— Data shown —
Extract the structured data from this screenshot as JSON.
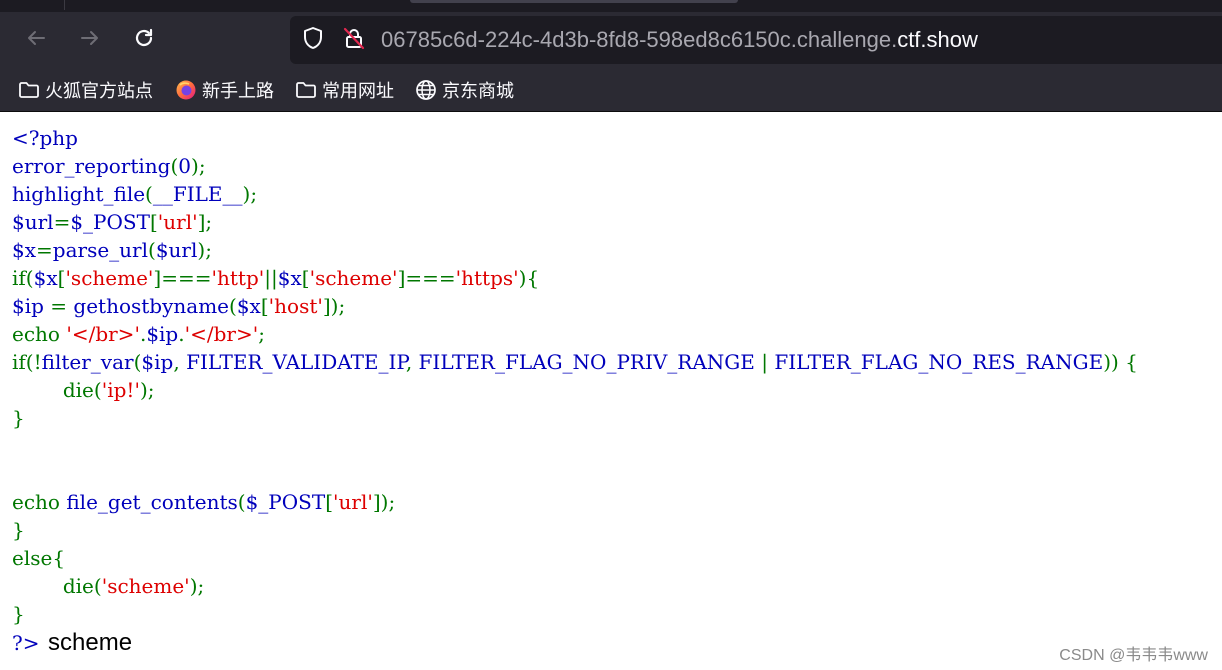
{
  "browser": {
    "url_prefix": "06785c6d-224c-4d3b-8fd8-598ed8c6150c.challenge.",
    "url_domain": "ctf.show",
    "icons": {
      "back": "arrow-left-icon",
      "forward": "arrow-right-icon",
      "reload": "reload-icon",
      "tracking": "shield-icon",
      "security": "insecure-lock-icon"
    }
  },
  "bookmarks": [
    {
      "label": "火狐官方站点",
      "icon": "folder-icon"
    },
    {
      "label": "新手上路",
      "icon": "firefox-icon"
    },
    {
      "label": "常用网址",
      "icon": "folder-icon"
    },
    {
      "label": "京东商城",
      "icon": "globe-icon"
    }
  ],
  "code": [
    [
      {
        "c": "d",
        "t": "<?php"
      }
    ],
    [
      {
        "c": "d",
        "t": "error_reporting"
      },
      {
        "c": "k",
        "t": "("
      },
      {
        "c": "d",
        "t": "0"
      },
      {
        "c": "k",
        "t": ");"
      }
    ],
    [
      {
        "c": "d",
        "t": "highlight_file"
      },
      {
        "c": "k",
        "t": "("
      },
      {
        "c": "d",
        "t": "__FILE__"
      },
      {
        "c": "k",
        "t": ");"
      }
    ],
    [
      {
        "c": "d",
        "t": "$url"
      },
      {
        "c": "k",
        "t": "="
      },
      {
        "c": "d",
        "t": "$_POST"
      },
      {
        "c": "k",
        "t": "["
      },
      {
        "c": "s",
        "t": "'url'"
      },
      {
        "c": "k",
        "t": "];"
      }
    ],
    [
      {
        "c": "d",
        "t": "$x"
      },
      {
        "c": "k",
        "t": "="
      },
      {
        "c": "d",
        "t": "parse_url"
      },
      {
        "c": "k",
        "t": "("
      },
      {
        "c": "d",
        "t": "$url"
      },
      {
        "c": "k",
        "t": ");"
      }
    ],
    [
      {
        "c": "k",
        "t": "if("
      },
      {
        "c": "d",
        "t": "$x"
      },
      {
        "c": "k",
        "t": "["
      },
      {
        "c": "s",
        "t": "'scheme'"
      },
      {
        "c": "k",
        "t": "]==="
      },
      {
        "c": "s",
        "t": "'http'"
      },
      {
        "c": "k",
        "t": "||"
      },
      {
        "c": "d",
        "t": "$x"
      },
      {
        "c": "k",
        "t": "["
      },
      {
        "c": "s",
        "t": "'scheme'"
      },
      {
        "c": "k",
        "t": "]==="
      },
      {
        "c": "s",
        "t": "'https'"
      },
      {
        "c": "k",
        "t": "){"
      }
    ],
    [
      {
        "c": "d",
        "t": "$ip "
      },
      {
        "c": "k",
        "t": "= "
      },
      {
        "c": "d",
        "t": "gethostbyname"
      },
      {
        "c": "k",
        "t": "("
      },
      {
        "c": "d",
        "t": "$x"
      },
      {
        "c": "k",
        "t": "["
      },
      {
        "c": "s",
        "t": "'host'"
      },
      {
        "c": "k",
        "t": "]);"
      }
    ],
    [
      {
        "c": "k",
        "t": "echo "
      },
      {
        "c": "s",
        "t": "'</br>'"
      },
      {
        "c": "k",
        "t": "."
      },
      {
        "c": "d",
        "t": "$ip"
      },
      {
        "c": "k",
        "t": "."
      },
      {
        "c": "s",
        "t": "'</br>'"
      },
      {
        "c": "k",
        "t": ";"
      }
    ],
    [
      {
        "c": "k",
        "t": "if(!"
      },
      {
        "c": "d",
        "t": "filter_var"
      },
      {
        "c": "k",
        "t": "("
      },
      {
        "c": "d",
        "t": "$ip"
      },
      {
        "c": "k",
        "t": ", "
      },
      {
        "c": "d",
        "t": "FILTER_VALIDATE_IP"
      },
      {
        "c": "k",
        "t": ", "
      },
      {
        "c": "d",
        "t": "FILTER_FLAG_NO_PRIV_RANGE "
      },
      {
        "c": "k",
        "t": "| "
      },
      {
        "c": "d",
        "t": "FILTER_FLAG_NO_RES_RANGE"
      },
      {
        "c": "k",
        "t": ")) {"
      }
    ],
    [
      {
        "c": "k",
        "t": "        "
      },
      {
        "c": "k",
        "t": "die("
      },
      {
        "c": "s",
        "t": "'ip!'"
      },
      {
        "c": "k",
        "t": ");"
      }
    ],
    [
      {
        "c": "k",
        "t": "}"
      }
    ],
    [],
    [],
    [
      {
        "c": "k",
        "t": "echo "
      },
      {
        "c": "d",
        "t": "file_get_contents"
      },
      {
        "c": "k",
        "t": "("
      },
      {
        "c": "d",
        "t": "$_POST"
      },
      {
        "c": "k",
        "t": "["
      },
      {
        "c": "s",
        "t": "'url'"
      },
      {
        "c": "k",
        "t": "]);"
      }
    ],
    [
      {
        "c": "k",
        "t": "}"
      }
    ],
    [
      {
        "c": "k",
        "t": "else{"
      }
    ],
    [
      {
        "c": "k",
        "t": "        die("
      },
      {
        "c": "s",
        "t": "'scheme'"
      },
      {
        "c": "k",
        "t": ");"
      }
    ],
    [
      {
        "c": "k",
        "t": "}"
      }
    ]
  ],
  "output": {
    "php_close": "?>",
    "text": "scheme"
  },
  "watermark": "CSDN @韦韦韦www"
}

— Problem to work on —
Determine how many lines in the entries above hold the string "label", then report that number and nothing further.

— Expected answer —
4